:: Work order ::
When a line of the material has the word "Uniones" in it, copy that line.
===== Input records =====
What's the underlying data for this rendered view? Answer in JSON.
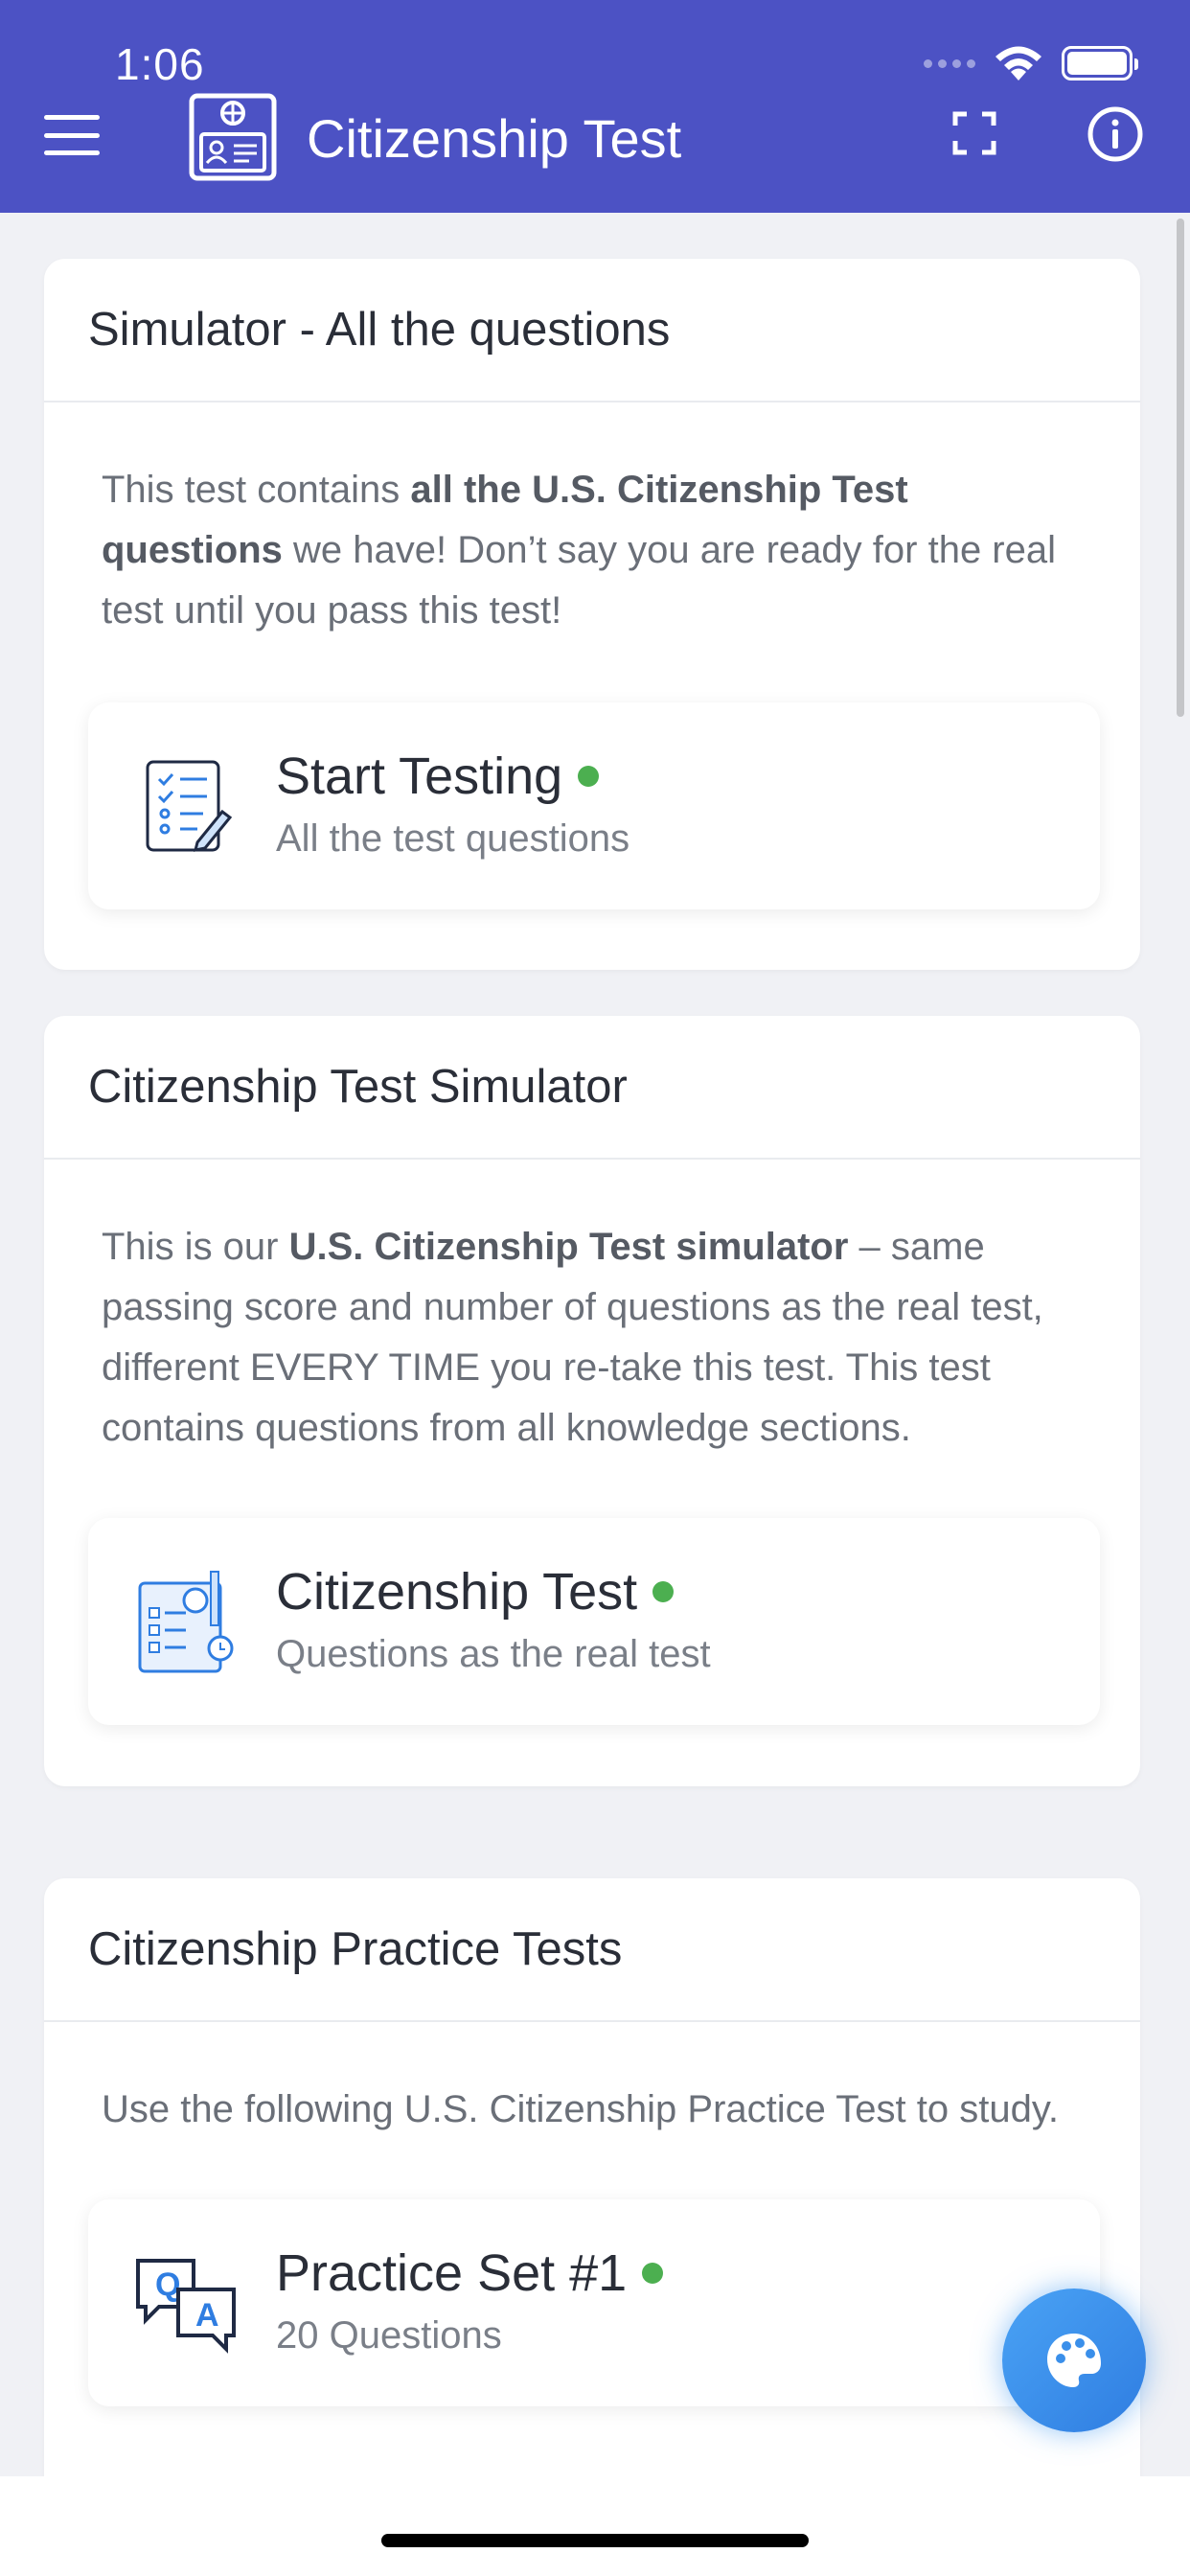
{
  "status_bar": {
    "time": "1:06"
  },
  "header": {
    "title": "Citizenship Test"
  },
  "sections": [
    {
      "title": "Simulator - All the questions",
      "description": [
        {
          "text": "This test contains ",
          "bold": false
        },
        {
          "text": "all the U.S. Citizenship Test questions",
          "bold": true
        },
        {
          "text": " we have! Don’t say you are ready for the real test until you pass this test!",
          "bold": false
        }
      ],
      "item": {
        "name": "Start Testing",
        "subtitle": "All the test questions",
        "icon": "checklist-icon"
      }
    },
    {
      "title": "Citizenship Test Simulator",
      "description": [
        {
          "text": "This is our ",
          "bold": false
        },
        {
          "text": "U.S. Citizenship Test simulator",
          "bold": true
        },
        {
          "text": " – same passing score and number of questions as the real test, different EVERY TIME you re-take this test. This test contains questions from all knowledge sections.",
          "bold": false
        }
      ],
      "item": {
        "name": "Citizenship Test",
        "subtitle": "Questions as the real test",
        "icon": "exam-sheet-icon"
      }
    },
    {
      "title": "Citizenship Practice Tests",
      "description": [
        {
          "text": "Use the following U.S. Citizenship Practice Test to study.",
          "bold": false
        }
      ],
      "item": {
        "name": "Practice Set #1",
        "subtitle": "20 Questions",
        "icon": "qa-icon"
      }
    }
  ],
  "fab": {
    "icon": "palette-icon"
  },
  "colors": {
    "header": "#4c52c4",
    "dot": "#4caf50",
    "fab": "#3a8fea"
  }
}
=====
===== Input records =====
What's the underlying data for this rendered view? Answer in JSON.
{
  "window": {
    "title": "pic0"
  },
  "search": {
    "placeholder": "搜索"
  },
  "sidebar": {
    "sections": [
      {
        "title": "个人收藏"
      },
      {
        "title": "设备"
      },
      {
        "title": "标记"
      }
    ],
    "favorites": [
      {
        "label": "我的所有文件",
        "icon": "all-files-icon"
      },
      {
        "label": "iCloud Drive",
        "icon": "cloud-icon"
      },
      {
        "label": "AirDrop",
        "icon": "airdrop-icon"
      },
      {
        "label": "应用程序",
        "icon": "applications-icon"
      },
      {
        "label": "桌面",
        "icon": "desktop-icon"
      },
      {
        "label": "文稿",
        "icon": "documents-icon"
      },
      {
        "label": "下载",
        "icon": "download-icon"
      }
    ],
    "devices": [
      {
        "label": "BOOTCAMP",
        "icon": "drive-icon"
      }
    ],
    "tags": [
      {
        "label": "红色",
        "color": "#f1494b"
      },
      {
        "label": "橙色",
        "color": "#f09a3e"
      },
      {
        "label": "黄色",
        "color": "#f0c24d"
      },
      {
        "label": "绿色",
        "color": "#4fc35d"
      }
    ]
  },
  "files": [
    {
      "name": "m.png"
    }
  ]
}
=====
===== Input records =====
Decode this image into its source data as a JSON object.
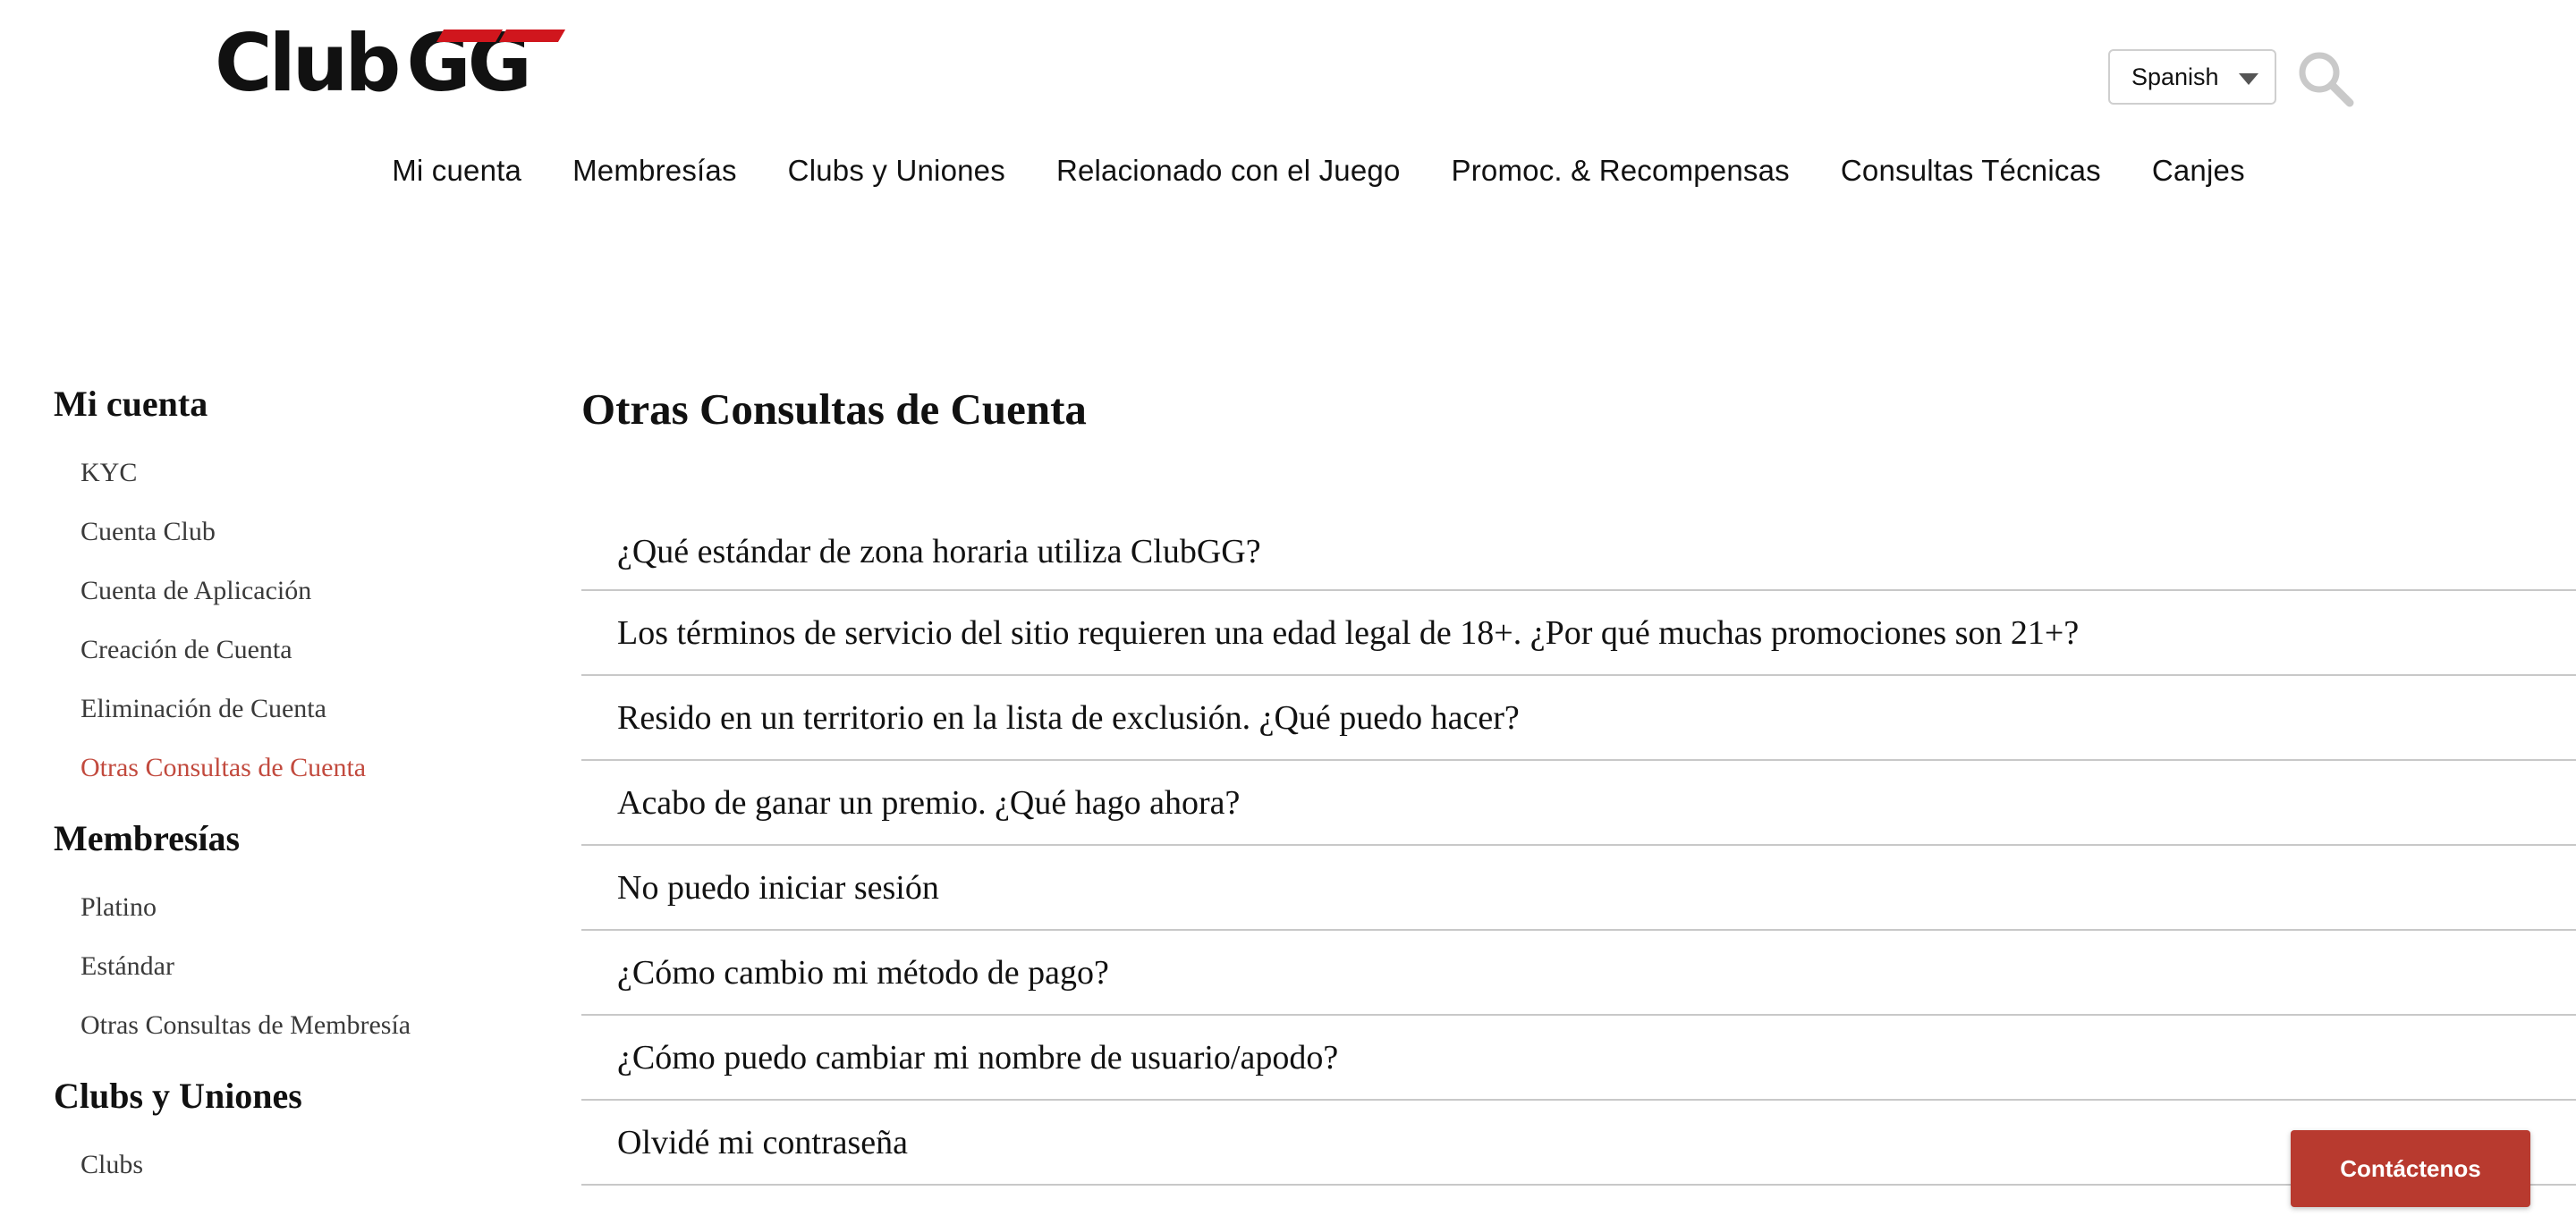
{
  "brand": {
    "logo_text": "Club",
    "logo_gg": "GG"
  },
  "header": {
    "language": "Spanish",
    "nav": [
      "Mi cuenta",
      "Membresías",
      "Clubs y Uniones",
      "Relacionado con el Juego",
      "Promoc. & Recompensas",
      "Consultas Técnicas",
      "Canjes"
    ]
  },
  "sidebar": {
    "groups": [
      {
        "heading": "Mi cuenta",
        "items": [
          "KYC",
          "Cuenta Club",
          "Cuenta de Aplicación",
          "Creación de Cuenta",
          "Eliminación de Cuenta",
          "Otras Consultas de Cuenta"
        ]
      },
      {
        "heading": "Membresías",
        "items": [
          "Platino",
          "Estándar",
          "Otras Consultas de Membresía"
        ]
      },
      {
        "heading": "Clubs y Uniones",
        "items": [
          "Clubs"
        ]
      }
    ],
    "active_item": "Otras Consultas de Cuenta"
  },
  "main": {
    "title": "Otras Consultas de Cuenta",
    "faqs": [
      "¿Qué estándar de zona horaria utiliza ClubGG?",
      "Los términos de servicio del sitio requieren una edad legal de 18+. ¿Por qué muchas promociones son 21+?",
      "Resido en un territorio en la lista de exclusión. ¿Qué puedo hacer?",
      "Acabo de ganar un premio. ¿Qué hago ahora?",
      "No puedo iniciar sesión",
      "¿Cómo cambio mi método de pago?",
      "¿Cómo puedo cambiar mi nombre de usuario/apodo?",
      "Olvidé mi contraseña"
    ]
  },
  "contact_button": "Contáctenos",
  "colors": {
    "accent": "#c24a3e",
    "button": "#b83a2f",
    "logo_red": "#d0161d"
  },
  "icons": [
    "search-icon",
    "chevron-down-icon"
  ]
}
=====
:: The answer ::
      "Clubs y Uniones",
        "heading": "Clubs y Uniones",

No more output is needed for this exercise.